Dividing Up the Paycheck

“Dividing Up the Paycheck,” Ensign, Dec. 1997, 60

Dividing Up the Paycheck

One of my most memorable family home evening lessons as a youth was when my dad taught our family the importance of budgeting money. One night he brought home a month’s wages in cash and stacked the bills in the center of the kitchen table. Eyes wide, my brothers and sisters and I listened as he explained that the money belonged to the family and asked what each of us would spend it on if we had sole control of it. Our answers ranged from a new bicycle to a collection of doll clothes.

After he had listed all the things we wanted, Dad calmly reached over and counted out some of the bills, then set them aside. “These are for tithing,” he explained.
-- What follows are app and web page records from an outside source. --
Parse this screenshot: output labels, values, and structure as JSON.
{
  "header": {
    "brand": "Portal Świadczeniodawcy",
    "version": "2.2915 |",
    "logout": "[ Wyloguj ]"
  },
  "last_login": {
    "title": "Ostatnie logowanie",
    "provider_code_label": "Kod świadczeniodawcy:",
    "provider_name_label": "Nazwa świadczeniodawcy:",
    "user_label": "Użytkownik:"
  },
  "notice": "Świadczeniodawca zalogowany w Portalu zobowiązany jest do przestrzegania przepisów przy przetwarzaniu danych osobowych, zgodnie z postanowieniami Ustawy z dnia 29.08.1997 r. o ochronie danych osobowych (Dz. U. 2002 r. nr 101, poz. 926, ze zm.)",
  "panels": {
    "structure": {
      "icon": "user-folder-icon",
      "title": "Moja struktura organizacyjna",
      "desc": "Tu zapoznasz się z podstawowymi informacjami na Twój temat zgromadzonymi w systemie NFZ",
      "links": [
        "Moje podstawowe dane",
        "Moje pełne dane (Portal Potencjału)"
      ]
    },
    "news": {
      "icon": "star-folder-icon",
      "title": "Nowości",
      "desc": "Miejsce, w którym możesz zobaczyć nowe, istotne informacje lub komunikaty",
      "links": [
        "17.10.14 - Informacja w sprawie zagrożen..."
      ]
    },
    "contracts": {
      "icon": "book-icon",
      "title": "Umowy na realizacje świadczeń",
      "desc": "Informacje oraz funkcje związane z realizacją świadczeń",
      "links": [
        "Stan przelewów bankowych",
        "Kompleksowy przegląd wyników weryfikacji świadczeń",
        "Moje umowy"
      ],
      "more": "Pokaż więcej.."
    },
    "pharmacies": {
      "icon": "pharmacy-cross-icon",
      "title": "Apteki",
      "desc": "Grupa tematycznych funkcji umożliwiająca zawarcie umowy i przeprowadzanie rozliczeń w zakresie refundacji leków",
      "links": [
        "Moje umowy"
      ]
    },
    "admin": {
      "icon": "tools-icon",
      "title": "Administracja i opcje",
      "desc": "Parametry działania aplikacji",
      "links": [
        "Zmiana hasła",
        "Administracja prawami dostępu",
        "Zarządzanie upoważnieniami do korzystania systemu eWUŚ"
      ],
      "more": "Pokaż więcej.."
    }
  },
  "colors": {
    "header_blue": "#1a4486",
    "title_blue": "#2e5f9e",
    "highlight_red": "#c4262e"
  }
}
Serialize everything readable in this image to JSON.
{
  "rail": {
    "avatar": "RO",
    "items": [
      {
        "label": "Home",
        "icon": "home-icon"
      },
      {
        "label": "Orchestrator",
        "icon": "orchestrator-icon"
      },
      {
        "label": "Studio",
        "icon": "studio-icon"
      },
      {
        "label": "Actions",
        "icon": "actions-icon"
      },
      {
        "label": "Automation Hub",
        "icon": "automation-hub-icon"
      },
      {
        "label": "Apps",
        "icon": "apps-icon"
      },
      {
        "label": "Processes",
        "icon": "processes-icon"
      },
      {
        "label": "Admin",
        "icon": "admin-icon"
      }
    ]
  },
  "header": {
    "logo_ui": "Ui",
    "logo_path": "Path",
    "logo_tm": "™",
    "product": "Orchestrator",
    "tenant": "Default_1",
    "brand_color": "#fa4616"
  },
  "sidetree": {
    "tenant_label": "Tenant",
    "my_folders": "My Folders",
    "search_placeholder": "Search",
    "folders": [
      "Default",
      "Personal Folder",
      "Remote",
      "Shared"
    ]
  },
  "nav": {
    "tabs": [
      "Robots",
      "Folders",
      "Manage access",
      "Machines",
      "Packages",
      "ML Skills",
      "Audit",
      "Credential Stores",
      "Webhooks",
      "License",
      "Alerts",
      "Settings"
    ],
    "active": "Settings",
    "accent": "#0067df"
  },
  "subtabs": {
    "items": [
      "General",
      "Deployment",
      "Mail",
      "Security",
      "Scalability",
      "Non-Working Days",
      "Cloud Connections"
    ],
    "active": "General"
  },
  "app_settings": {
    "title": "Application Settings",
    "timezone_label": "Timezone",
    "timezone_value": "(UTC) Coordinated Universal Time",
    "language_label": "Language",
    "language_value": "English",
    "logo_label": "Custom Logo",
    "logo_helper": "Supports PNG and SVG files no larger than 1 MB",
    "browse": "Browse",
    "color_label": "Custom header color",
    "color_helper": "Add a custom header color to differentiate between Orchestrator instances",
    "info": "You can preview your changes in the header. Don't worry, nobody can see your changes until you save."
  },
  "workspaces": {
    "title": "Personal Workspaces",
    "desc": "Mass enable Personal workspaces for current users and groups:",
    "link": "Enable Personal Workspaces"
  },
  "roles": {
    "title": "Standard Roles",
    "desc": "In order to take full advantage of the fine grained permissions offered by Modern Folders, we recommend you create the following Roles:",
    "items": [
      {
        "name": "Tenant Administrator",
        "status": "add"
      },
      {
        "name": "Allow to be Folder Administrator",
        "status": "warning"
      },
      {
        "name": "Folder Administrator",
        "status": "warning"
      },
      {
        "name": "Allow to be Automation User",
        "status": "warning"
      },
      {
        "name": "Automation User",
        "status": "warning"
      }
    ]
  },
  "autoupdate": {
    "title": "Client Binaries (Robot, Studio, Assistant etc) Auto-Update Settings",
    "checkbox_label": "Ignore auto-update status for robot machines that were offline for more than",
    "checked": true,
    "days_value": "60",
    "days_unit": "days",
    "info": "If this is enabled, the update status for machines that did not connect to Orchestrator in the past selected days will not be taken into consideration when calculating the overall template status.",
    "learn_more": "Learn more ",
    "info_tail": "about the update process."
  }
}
Once tithing money was set aside, Dad explained that we had some expenses we were required by law to pay and others we had promised to pay. He then began counting out other stacks of bills, which, he explained, would be used for taxes, the house mortgage, car payment, and utilities. As we watched, we began to understand that we needed to provide for the family’s obligations and needs first, not individual wants. Finally, with only a small pile of bills left on the table, Dad asked us again what we would do with the money. This time our answers reflected less-selfish purchases, and we made suggestions such as repairing the torn screen door and purchasing a pump for our bicycle tires. Mom wrote all of our suggestions down, and we spent time that evening discussing our priorities and making decisions together on how the remaining money should be used. We talked about the benefits of a savings program for future needs such as college and missions, and we discussed the benefits of adhering to a budget.

That lesson had such an impact on my life that my husband and I tried it with our own family. To my amazement, the effect of that lesson on our children was similar to the effect it had had on me. After that lesson, our children were more understanding of our financial responsibilities and goals and became less selfish and more concerned with the needs of our family.—Margo Johnson, Salt Lake City, Utah

Photography by Welden C. Andersen

Illustrated by Beth Maryon Whittaker